All records that follow are to be output exactly.

:: DATA RECORDS ::
|---|

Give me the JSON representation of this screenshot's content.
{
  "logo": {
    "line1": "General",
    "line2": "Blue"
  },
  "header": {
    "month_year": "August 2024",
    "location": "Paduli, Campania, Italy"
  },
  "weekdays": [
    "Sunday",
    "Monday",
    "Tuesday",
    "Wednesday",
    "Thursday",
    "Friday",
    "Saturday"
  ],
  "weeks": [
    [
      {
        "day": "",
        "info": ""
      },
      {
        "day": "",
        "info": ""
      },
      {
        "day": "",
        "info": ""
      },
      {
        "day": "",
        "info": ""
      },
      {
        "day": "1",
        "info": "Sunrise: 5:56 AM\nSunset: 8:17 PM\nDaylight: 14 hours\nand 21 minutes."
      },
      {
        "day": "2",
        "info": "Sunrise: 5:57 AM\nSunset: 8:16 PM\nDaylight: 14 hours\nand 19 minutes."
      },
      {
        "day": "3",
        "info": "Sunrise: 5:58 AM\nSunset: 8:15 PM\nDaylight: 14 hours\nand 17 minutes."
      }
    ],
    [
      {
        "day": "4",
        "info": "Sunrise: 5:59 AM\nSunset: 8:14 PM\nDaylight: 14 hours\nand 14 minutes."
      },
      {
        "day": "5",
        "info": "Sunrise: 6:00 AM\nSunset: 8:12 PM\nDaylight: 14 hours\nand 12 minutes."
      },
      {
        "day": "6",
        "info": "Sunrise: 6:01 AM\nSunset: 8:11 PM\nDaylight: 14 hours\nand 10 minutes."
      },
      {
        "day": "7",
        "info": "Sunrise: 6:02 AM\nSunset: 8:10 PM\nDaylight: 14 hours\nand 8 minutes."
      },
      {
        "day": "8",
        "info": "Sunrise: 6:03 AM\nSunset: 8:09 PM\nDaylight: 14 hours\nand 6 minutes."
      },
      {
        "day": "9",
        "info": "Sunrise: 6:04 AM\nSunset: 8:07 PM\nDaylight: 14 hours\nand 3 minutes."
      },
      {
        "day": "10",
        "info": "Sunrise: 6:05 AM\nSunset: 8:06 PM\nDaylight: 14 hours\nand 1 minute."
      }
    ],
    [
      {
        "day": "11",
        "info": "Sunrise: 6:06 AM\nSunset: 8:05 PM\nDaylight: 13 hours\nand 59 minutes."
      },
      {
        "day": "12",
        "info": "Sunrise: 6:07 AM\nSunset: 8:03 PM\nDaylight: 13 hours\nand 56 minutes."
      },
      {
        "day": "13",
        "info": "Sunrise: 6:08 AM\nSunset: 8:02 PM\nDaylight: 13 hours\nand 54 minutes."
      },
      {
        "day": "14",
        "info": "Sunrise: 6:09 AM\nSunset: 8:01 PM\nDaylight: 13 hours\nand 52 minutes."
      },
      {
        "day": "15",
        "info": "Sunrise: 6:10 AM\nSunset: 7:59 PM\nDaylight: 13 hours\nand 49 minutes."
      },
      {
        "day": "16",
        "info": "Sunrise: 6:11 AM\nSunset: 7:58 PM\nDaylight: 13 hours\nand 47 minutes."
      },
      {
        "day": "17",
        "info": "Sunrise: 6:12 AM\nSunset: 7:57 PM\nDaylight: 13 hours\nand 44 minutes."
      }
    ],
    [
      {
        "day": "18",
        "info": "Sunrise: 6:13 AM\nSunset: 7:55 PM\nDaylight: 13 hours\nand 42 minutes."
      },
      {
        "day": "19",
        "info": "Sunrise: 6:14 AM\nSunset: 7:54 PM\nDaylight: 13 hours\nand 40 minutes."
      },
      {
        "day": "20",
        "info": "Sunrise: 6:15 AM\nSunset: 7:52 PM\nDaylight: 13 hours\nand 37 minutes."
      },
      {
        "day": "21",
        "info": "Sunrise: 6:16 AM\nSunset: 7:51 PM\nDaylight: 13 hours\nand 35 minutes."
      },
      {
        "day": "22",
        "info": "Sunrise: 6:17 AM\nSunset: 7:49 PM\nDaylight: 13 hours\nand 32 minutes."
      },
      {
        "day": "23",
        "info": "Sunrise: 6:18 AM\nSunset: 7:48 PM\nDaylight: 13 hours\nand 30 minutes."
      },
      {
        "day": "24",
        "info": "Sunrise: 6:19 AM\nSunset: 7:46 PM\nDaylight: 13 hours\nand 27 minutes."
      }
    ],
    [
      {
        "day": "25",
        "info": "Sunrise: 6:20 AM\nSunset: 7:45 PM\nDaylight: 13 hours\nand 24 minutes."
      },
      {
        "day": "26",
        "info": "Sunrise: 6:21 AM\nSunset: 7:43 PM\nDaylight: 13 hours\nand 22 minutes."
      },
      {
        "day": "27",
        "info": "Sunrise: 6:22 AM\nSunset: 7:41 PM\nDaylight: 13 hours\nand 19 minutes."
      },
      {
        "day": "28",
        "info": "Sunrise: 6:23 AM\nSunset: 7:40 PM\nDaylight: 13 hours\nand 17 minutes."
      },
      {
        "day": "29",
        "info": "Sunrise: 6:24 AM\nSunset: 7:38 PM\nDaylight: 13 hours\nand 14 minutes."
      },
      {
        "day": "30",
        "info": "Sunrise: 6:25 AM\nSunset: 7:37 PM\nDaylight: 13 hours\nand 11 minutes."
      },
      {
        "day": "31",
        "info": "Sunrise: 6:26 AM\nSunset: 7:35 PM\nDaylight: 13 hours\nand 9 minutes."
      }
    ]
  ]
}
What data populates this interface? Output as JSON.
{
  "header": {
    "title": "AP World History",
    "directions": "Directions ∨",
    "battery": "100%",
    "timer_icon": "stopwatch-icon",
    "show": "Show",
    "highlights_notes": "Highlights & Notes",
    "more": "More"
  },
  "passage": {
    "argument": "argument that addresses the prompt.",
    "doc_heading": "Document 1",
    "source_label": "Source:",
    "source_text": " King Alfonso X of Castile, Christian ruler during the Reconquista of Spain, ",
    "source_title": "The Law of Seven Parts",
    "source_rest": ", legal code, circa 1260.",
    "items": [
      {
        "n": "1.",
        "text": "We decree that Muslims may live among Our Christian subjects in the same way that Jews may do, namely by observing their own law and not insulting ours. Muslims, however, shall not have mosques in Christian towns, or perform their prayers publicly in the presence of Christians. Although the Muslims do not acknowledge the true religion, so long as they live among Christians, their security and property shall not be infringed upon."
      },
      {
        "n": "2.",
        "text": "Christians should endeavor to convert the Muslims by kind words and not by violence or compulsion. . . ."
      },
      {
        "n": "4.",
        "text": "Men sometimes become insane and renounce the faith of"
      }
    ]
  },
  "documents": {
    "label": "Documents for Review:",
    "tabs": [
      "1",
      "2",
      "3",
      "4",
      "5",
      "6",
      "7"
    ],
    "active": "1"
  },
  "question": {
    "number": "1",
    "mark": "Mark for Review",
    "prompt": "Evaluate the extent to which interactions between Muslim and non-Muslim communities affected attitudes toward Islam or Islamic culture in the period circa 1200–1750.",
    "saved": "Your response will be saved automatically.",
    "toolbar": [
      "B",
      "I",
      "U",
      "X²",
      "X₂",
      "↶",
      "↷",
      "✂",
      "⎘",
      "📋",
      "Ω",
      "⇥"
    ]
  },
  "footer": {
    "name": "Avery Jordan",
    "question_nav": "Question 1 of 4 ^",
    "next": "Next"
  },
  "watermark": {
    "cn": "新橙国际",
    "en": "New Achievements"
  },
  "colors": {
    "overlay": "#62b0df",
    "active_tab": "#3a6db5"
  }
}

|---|

:: SOLUTION TO THIS TASK ::
Give me the JSON representation of this screenshot's content.
{
  "logo": {
    "line1": "General",
    "line2": "Blue"
  },
  "header": {
    "month_year": "August 2024",
    "location": "Paduli, Campania, Italy"
  },
  "weekdays": [
    "Sunday",
    "Monday",
    "Tuesday",
    "Wednesday",
    "Thursday",
    "Friday",
    "Saturday"
  ],
  "weeks": [
    [
      {
        "day": "",
        "info": ""
      },
      {
        "day": "",
        "info": ""
      },
      {
        "day": "",
        "info": ""
      },
      {
        "day": "",
        "info": ""
      },
      {
        "day": "1",
        "info": "Sunrise: 5:56 AM\nSunset: 8:17 PM\nDaylight: 14 hours\nand 21 minutes."
      },
      {
        "day": "2",
        "info": "Sunrise: 5:57 AM\nSunset: 8:16 PM\nDaylight: 14 hours\nand 19 minutes."
      },
      {
        "day": "3",
        "info": "Sunrise: 5:58 AM\nSunset: 8:15 PM\nDaylight: 14 hours\nand 17 minutes."
      }
    ],
    [
      {
        "day": "4",
        "info": "Sunrise: 5:59 AM\nSunset: 8:14 PM\nDaylight: 14 hours\nand 14 minutes."
      },
      {
        "day": "5",
        "info": "Sunrise: 6:00 AM\nSunset: 8:12 PM\nDaylight: 14 hours\nand 12 minutes."
      },
      {
        "day": "6",
        "info": "Sunrise: 6:01 AM\nSunset: 8:11 PM\nDaylight: 14 hours\nand 10 minutes."
      },
      {
        "day": "7",
        "info": "Sunrise: 6:02 AM\nSunset: 8:10 PM\nDaylight: 14 hours\nand 8 minutes."
      },
      {
        "day": "8",
        "info": "Sunrise: 6:03 AM\nSunset: 8:09 PM\nDaylight: 14 hours\nand 6 minutes."
      },
      {
        "day": "9",
        "info": "Sunrise: 6:04 AM\nSunset: 8:07 PM\nDaylight: 14 hours\nand 3 minutes."
      },
      {
        "day": "10",
        "info": "Sunrise: 6:05 AM\nSunset: 8:06 PM\nDaylight: 14 hours\nand 1 minute."
      }
    ],
    [
      {
        "day": "11",
        "info": "Sunrise: 6:06 AM\nSunset: 8:05 PM\nDaylight: 13 hours\nand 59 minutes."
      },
      {
        "day": "12",
        "info": "Sunrise: 6:07 AM\nSunset: 8:03 PM\nDaylight: 13 hours\nand 56 minutes."
      },
      {
        "day": "13",
        "info": "Sunrise: 6:08 AM\nSunset: 8:02 PM\nDaylight: 13 hours\nand 54 minutes."
      },
      {
        "day": "14",
        "info": "Sunrise: 6:09 AM\nSunset: 8:01 PM\nDaylight: 13 hours\nand 52 minutes."
      },
      {
        "day": "15",
        "info": "Sunrise: 6:10 AM\nSunset: 7:59 PM\nDaylight: 13 hours\nand 49 minutes."
      },
      {
        "day": "16",
        "info": "Sunrise: 6:11 AM\nSunset: 7:58 PM\nDaylight: 13 hours\nand 47 minutes."
      },
      {
        "day": "17",
        "info": "Sunrise: 6:12 AM\nSunset: 7:57 PM\nDaylight: 13 hours\nand 44 minutes."
      }
    ],
    [
      {
        "day": "18",
        "info": "Sunrise: 6:13 AM\nSunset: 7:55 PM\nDaylight: 13 hours\nand 42 minutes."
      },
      {
        "day": "19",
        "info": "Sunrise: 6:14 AM\nSunset: 7:54 PM\nDaylight: 13 hours\nand 40 minutes."
      },
      {
        "day": "20",
        "info": "Sunrise: 6:15 AM\nSunset: 7:52 PM\nDaylight: 13 hours\nand 37 minutes."
      },
      {
        "day": "21",
        "info": "Sunrise: 6:16 AM\nSunset: 7:51 PM\nDaylight: 13 hours\nand 35 minutes."
      },
      {
        "day": "22",
        "info": "Sunrise: 6:17 AM\nSunset: 7:49 PM\nDaylight: 13 hours\nand 32 minutes."
      },
      {
        "day": "23",
        "info": "Sunrise: 6:18 AM\nSunset: 7:48 PM\nDaylight: 13 hours\nand 30 minutes."
      },
      {
        "day": "24",
        "info": "Sunrise: 6:19 AM\nSunset: 7:46 PM\nDaylight: 13 hours\nand 27 minutes."
      }
    ],
    [
      {
        "day": "25",
        "info": "Sunrise: 6:20 AM\nSunset: 7:45 PM\nDaylight: 13 hours\nand 24 minutes."
      },
      {
        "day": "26",
        "info": "Sunrise: 6:21 AM\nSunset: 7:43 PM\nDaylight: 13 hours\nand 22 minutes."
      },
      {
        "day": "27",
        "info": "Sunrise: 6:22 AM\nSunset: 7:41 PM\nDaylight: 13 hours\nand 19 minutes."
      },
      {
        "day": "28",
        "info": "Sunrise: 6:23 AM\nSunset: 7:40 PM\nDaylight: 13 hours\nand 17 minutes."
      },
      {
        "day": "29",
        "info": "Sunrise: 6:24 AM\nSunset: 7:38 PM\nDaylight: 13 hours\nand 14 minutes."
      },
      {
        "day": "30",
        "info": "Sunrise: 6:25 AM\nSunset: 7:37 PM\nDaylight: 13 hours\nand 11 minutes."
      },
      {
        "day": "31",
        "info": "Sunrise: 6:26 AM\nSunset: 7:35 PM\nDaylight: 13 hours\nand 9 minutes."
      }
    ]
  ]
}
What data populates this interface? Output as JSON.
{
  "header": {
    "title": "AP World History",
    "directions": "Directions ∨",
    "battery": "100%",
    "timer_icon": "stopwatch-icon",
    "show": "Show",
    "highlights_notes": "Highlights & Notes",
    "more": "More"
  },
  "passage": {
    "argument": "argument that addresses the prompt.",
    "doc_heading": "Document 1",
    "source_label": "Source:",
    "source_text": " King Alfonso X of Castile, Christian ruler during the Reconquista of Spain, ",
    "source_title": "The Law of Seven Parts",
    "source_rest": ", legal code, circa 1260.",
    "items": [
      {
        "n": "1.",
        "text": "We decree that Muslims may live among Our Christian subjects in the same way that Jews may do, namely by observing their own law and not insulting ours. Muslims, however, shall not have mosques in Christian towns, or perform their prayers publicly in the presence of Christians. Although the Muslims do not acknowledge the true religion, so long as they live among Christians, their security and property shall not be infringed upon."
      },
      {
        "n": "2.",
        "text": "Christians should endeavor to convert the Muslims by kind words and not by violence or compulsion. . . ."
      },
      {
        "n": "4.",
        "text": "Men sometimes become insane and renounce the faith of"
      }
    ]
  },
  "documents": {
    "label": "Documents for Review:",
    "tabs": [
      "1",
      "2",
      "3",
      "4",
      "5",
      "6",
      "7"
    ],
    "active": "1"
  },
  "question": {
    "number": "1",
    "mark": "Mark for Review",
    "prompt": "Evaluate the extent to which interactions between Muslim and non-Muslim communities affected attitudes toward Islam or Islamic culture in the period circa 1200–1750.",
    "saved": "Your response will be saved automatically.",
    "toolbar": [
      "B",
      "I",
      "U",
      "X²",
      "X₂",
      "↶",
      "↷",
      "✂",
      "⎘",
      "📋",
      "Ω",
      "⇥"
    ]
  },
  "footer": {
    "name": "Avery Jordan",
    "question_nav": "Question 1 of 4 ^",
    "next": "Next"
  },
  "watermark": {
    "cn": "新橙国际",
    "en": "New Achievements"
  },
  "colors": {
    "overlay": "#62b0df",
    "active_tab": "#3a6db5"
  }
}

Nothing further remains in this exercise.